Increasing compaction of the mold material also causes problems during separation of the pattern from the mold. The more or less embedded mold parts are tightly encased in the patterns or between the pattern and the boss wall. These separating forces are substantial and present particularly high demands with regard to mechanical properties of the mold material during separation; the sand ought to have particularly high tensile strength to allow for drawing of the encased mold cod.

Moreover, if the pattern is not separated from the mold by pulling in a parallel movement (Fig. 4), this process also represents a challenge for the plasticity of the mold material. In practice, the risk of tilting during separation of the pattern from the mold may occur as a consequence of guide clearance of the mold box bushes / mold box pins, incorrect machine settings, and mold box modifications. Improvement of the tilt angle (at a specified density) is achieved by measures that increase plasticity of the sand, e.g. through increase of the bentonite and moisture contents. Notwithstanding that, it must always be taken into account that increasing moisture impairs flowability of the mold material. Hence, increase in bentonite is preferred over increase in moisture for improvement of separating properties.

This also is one of the reasons for the trend during recent years and predominantly since the application of molding plants with higher compaction intensities, of using mold sands with higher bentonite contents. Another major advantage of higher bentonite contents is sufficient plasticity of the sand at relatively low water contents. However, optimum conditioning of the mold material is an absolute prerequisite.

Drawing of relatively high sand cods is possible due to the comparatively higher tensile strength as seen in relation to the adhesion forces developed. With increasing compaction, adhesion force undergoes greater rise than tensile strength, so that the tendency for mold breakage becomes greater with increasing compaction pressure.

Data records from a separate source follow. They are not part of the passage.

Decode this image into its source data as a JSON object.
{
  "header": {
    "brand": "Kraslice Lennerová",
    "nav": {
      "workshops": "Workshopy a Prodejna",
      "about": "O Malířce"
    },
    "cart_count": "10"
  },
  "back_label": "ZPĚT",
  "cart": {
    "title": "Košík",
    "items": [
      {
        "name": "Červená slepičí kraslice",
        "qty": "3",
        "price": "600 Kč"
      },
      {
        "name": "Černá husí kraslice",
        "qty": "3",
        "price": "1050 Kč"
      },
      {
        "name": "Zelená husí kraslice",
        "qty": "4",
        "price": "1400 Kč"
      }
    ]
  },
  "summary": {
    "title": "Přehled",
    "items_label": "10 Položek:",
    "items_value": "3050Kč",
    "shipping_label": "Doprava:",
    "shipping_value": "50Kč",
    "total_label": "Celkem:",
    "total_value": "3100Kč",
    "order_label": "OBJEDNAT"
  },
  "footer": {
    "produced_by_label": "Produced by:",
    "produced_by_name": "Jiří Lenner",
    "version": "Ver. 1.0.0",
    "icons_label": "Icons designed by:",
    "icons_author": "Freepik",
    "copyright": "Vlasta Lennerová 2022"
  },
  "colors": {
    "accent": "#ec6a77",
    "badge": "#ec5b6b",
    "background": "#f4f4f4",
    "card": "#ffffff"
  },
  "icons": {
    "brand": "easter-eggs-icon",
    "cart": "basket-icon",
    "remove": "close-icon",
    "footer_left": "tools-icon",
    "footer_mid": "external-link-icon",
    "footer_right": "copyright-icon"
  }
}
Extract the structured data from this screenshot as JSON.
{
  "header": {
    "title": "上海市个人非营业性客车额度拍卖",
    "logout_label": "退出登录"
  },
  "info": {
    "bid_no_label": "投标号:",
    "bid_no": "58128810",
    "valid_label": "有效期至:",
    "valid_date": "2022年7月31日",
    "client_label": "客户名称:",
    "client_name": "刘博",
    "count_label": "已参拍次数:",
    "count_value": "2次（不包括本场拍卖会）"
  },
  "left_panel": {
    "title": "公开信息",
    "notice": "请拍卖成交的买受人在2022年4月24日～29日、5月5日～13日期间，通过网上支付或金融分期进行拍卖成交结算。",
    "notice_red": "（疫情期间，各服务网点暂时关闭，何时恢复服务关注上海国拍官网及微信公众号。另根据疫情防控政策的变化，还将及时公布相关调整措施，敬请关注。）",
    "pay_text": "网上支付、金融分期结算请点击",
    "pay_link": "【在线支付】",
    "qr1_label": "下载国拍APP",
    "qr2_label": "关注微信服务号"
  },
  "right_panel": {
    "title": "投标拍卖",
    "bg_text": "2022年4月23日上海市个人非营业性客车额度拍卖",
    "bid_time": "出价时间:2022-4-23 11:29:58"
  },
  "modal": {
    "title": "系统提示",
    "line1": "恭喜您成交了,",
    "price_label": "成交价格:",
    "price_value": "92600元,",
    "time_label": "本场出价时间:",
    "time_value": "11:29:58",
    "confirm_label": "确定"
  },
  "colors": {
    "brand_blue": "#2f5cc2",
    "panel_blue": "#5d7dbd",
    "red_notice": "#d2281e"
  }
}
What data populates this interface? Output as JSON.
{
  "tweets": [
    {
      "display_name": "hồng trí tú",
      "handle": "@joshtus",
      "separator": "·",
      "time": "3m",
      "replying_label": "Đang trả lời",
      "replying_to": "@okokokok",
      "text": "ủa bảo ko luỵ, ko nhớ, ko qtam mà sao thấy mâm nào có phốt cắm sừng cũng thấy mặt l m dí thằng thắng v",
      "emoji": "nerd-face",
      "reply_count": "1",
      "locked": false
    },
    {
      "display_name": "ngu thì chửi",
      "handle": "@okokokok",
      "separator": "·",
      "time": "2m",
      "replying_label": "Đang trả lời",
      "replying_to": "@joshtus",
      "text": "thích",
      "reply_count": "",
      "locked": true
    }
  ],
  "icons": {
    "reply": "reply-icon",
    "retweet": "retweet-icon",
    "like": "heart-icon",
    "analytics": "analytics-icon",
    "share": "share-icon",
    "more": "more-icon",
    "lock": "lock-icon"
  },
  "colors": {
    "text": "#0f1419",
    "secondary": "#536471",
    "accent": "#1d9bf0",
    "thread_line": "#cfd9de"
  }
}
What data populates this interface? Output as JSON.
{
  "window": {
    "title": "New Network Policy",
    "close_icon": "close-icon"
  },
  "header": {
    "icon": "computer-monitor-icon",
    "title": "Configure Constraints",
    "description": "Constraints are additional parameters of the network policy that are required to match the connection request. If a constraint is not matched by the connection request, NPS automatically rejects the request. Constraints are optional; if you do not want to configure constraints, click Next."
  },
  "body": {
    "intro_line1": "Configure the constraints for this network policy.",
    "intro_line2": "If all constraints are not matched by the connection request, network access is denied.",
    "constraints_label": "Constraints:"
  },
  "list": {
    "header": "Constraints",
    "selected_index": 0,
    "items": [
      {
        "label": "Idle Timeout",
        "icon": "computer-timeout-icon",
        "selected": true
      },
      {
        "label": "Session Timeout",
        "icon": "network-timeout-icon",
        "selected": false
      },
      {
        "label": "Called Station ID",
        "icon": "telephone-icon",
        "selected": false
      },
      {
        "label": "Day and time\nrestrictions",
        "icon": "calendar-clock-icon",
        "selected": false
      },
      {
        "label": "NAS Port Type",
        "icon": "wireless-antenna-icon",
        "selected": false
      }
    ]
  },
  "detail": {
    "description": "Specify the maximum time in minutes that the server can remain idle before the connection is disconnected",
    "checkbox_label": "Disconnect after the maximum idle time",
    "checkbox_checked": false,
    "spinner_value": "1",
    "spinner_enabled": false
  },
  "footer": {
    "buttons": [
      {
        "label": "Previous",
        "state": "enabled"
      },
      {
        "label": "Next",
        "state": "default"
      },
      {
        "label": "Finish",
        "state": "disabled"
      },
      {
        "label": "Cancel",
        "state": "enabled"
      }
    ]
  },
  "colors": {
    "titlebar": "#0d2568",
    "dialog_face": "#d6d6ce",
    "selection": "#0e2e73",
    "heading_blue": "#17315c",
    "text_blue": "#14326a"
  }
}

Since applied pressure is mostly adjusted to mold parts with low density, ensuring optimum sand distribution within the mold is essential in order to avoid excessive pressure. Utilization of separating agents must be ensured in any case; the types of separating agents used must contain lubricants for limiting friction forces at the pattern-mold separating surface to a minimum. Hot sand increases adhesion tendency an thus occurrence of mold breakage.

Measures for prevention:

1. Aim at optimum mold material conditioning, i.e. best possible dispersion (decomposition) of bentonite with as low a water content as possible.

2. Improve flowability of the mold material, and

3. Optimize plasticity properties of the mold material.

4. Use bentonite with as high a montmorillonite content as possible.

5. With cast iron materials, increase the addition of carbonaceous products as necessary.

6. Use separating agents for minimization of pattern-mold adhesion.

7. Ensure even distribution of mold material in the mold box.

8. Check the applied pressure of the molding plant and reduce as necessary; above all, avoid excessive locally applied pressure.

9. Check the mold for lift-off behavior and correct if required (lift off in a parallel movement).

10. In single-piece production of large, hanging cods, use lifters.





  • Fig. 1:Typical cod breakage as a consequence of over-compaction and insufficient flowability of the mold material
  • Fig. 2: Cod breakage as a consequence of insufficient content of activated alumina (4.9 %) in the mold material mixture
  • Fig. 3: Schematic illustration of compaction problems arising due to use of sand with low flowability(acc. to G. Levelink)
  • Fig. 4:Mold breakage due to “tilting” of the mold during lift-off (acc. to G. Levelink)